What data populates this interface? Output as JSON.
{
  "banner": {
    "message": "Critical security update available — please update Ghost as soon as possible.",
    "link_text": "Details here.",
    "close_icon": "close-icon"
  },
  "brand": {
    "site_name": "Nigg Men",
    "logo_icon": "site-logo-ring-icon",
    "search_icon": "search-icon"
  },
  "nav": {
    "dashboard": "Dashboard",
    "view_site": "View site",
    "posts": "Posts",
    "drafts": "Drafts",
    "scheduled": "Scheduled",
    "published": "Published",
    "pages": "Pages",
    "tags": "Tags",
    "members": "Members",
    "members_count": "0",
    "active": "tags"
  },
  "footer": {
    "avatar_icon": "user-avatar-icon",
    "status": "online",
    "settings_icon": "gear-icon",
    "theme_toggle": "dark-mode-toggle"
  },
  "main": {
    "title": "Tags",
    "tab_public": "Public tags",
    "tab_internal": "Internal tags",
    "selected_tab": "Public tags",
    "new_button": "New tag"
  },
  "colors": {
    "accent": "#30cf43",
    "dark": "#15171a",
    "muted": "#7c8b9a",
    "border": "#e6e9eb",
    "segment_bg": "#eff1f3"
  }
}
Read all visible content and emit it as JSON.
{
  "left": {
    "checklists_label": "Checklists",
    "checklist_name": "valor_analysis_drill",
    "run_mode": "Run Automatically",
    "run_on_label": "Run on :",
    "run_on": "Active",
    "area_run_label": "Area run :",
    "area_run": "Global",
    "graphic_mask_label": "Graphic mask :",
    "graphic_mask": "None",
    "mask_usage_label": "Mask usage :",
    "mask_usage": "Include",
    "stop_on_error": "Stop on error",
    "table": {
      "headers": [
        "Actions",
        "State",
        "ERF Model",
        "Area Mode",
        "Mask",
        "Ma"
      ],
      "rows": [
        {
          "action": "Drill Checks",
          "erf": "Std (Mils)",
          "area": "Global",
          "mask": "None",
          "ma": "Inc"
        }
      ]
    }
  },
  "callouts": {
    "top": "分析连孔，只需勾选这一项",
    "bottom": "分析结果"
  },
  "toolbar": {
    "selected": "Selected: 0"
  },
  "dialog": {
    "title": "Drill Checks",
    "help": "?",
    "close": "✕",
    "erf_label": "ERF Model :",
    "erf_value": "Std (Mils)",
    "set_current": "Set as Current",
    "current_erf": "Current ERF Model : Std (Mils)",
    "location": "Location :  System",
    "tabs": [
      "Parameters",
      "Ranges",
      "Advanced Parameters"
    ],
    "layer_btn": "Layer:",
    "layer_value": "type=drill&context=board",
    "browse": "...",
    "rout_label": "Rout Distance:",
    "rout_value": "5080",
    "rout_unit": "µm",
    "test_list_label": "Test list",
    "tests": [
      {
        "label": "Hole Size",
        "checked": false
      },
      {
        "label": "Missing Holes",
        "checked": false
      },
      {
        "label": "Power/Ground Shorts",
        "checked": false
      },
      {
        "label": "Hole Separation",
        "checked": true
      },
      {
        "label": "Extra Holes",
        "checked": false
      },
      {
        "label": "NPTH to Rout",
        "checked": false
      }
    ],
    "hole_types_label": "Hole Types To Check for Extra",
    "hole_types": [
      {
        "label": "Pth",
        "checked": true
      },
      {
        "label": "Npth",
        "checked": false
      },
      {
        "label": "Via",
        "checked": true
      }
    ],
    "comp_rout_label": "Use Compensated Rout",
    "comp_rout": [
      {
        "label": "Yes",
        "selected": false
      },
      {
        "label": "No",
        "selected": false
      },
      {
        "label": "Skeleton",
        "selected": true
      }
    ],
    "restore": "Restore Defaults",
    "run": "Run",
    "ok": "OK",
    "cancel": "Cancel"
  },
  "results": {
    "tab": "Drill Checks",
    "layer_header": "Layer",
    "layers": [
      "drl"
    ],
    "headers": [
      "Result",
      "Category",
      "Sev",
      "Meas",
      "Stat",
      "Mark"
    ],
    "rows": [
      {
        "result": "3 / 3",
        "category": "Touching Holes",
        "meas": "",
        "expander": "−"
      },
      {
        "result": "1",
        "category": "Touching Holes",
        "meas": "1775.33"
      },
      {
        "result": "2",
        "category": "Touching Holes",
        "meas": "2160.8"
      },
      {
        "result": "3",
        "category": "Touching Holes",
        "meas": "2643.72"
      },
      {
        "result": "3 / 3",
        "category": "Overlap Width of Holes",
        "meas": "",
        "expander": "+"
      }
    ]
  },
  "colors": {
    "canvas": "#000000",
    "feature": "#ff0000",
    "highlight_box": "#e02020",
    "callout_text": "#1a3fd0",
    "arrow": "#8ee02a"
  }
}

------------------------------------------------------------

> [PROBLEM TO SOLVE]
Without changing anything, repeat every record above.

> [YOUR RESPONSE]
What data populates this interface? Output as JSON.
{
  "banner": {
    "message": "Critical security update available — please update Ghost as soon as possible.",
    "link_text": "Details here.",
    "close_icon": "close-icon"
  },
  "brand": {
    "site_name": "Nigg Men",
    "logo_icon": "site-logo-ring-icon",
    "search_icon": "search-icon"
  },
  "nav": {
    "dashboard": "Dashboard",
    "view_site": "View site",
    "posts": "Posts",
    "drafts": "Drafts",
    "scheduled": "Scheduled",
    "published": "Published",
    "pages": "Pages",
    "tags": "Tags",
    "members": "Members",
    "members_count": "0",
    "active": "tags"
  },
  "footer": {
    "avatar_icon": "user-avatar-icon",
    "status": "online",
    "settings_icon": "gear-icon",
    "theme_toggle": "dark-mode-toggle"
  },
  "main": {
    "title": "Tags",
    "tab_public": "Public tags",
    "tab_internal": "Internal tags",
    "selected_tab": "Public tags",
    "new_button": "New tag"
  },
  "colors": {
    "accent": "#30cf43",
    "dark": "#15171a",
    "muted": "#7c8b9a",
    "border": "#e6e9eb",
    "segment_bg": "#eff1f3"
  }
}
Read all visible content and emit it as JSON.
{
  "left": {
    "checklists_label": "Checklists",
    "checklist_name": "valor_analysis_drill",
    "run_mode": "Run Automatically",
    "run_on_label": "Run on :",
    "run_on": "Active",
    "area_run_label": "Area run :",
    "area_run": "Global",
    "graphic_mask_label": "Graphic mask :",
    "graphic_mask": "None",
    "mask_usage_label": "Mask usage :",
    "mask_usage": "Include",
    "stop_on_error": "Stop on error",
    "table": {
      "headers": [
        "Actions",
        "State",
        "ERF Model",
        "Area Mode",
        "Mask",
        "Ma"
      ],
      "rows": [
        {
          "action": "Drill Checks",
          "erf": "Std (Mils)",
          "area": "Global",
          "mask": "None",
          "ma": "Inc"
        }
      ]
    }
  },
  "callouts": {
    "top": "分析连孔，只需勾选这一项",
    "bottom": "分析结果"
  },
  "toolbar": {
    "selected": "Selected: 0"
  },
  "dialog": {
    "title": "Drill Checks",
    "help": "?",
    "close": "✕",
    "erf_label": "ERF Model :",
    "erf_value": "Std (Mils)",
    "set_current": "Set as Current",
    "current_erf": "Current ERF Model : Std (Mils)",
    "location": "Location :  System",
    "tabs": [
      "Parameters",
      "Ranges",
      "Advanced Parameters"
    ],
    "layer_btn": "Layer:",
    "layer_value": "type=drill&context=board",
    "browse": "...",
    "rout_label": "Rout Distance:",
    "rout_value": "5080",
    "rout_unit": "µm",
    "test_list_label": "Test list",
    "tests": [
      {
        "label": "Hole Size",
        "checked": false
      },
      {
        "label": "Missing Holes",
        "checked": false
      },
      {
        "label": "Power/Ground Shorts",
        "checked": false
      },
      {
        "label": "Hole Separation",
        "checked": true
      },
      {
        "label": "Extra Holes",
        "checked": false
      },
      {
        "label": "NPTH to Rout",
        "checked": false
      }
    ],
    "hole_types_label": "Hole Types To Check for Extra",
    "hole_types": [
      {
        "label": "Pth",
        "checked": true
      },
      {
        "label": "Npth",
        "checked": false
      },
      {
        "label": "Via",
        "checked": true
      }
    ],
    "comp_rout_label": "Use Compensated Rout",
    "comp_rout": [
      {
        "label": "Yes",
        "selected": false
      },
      {
        "label": "No",
        "selected": false
      },
      {
        "label": "Skeleton",
        "selected": true
      }
    ],
    "restore": "Restore Defaults",
    "run": "Run",
    "ok": "OK",
    "cancel": "Cancel"
  },
  "results": {
    "tab": "Drill Checks",
    "layer_header": "Layer",
    "layers": [
      "drl"
    ],
    "headers": [
      "Result",
      "Category",
      "Sev",
      "Meas",
      "Stat",
      "Mark"
    ],
    "rows": [
      {
        "result": "3 / 3",
        "category": "Touching Holes",
        "meas": "",
        "expander": "−"
      },
      {
        "result": "1",
        "category": "Touching Holes",
        "meas": "1775.33"
      },
      {
        "result": "2",
        "category": "Touching Holes",
        "meas": "2160.8"
      },
      {
        "result": "3",
        "category": "Touching Holes",
        "meas": "2643.72"
      },
      {
        "result": "3 / 3",
        "category": "Overlap Width of Holes",
        "meas": "",
        "expander": "+"
      }
    ]
  },
  "colors": {
    "canvas": "#000000",
    "feature": "#ff0000",
    "highlight_box": "#e02020",
    "callout_text": "#1a3fd0",
    "arrow": "#8ee02a"
  }
}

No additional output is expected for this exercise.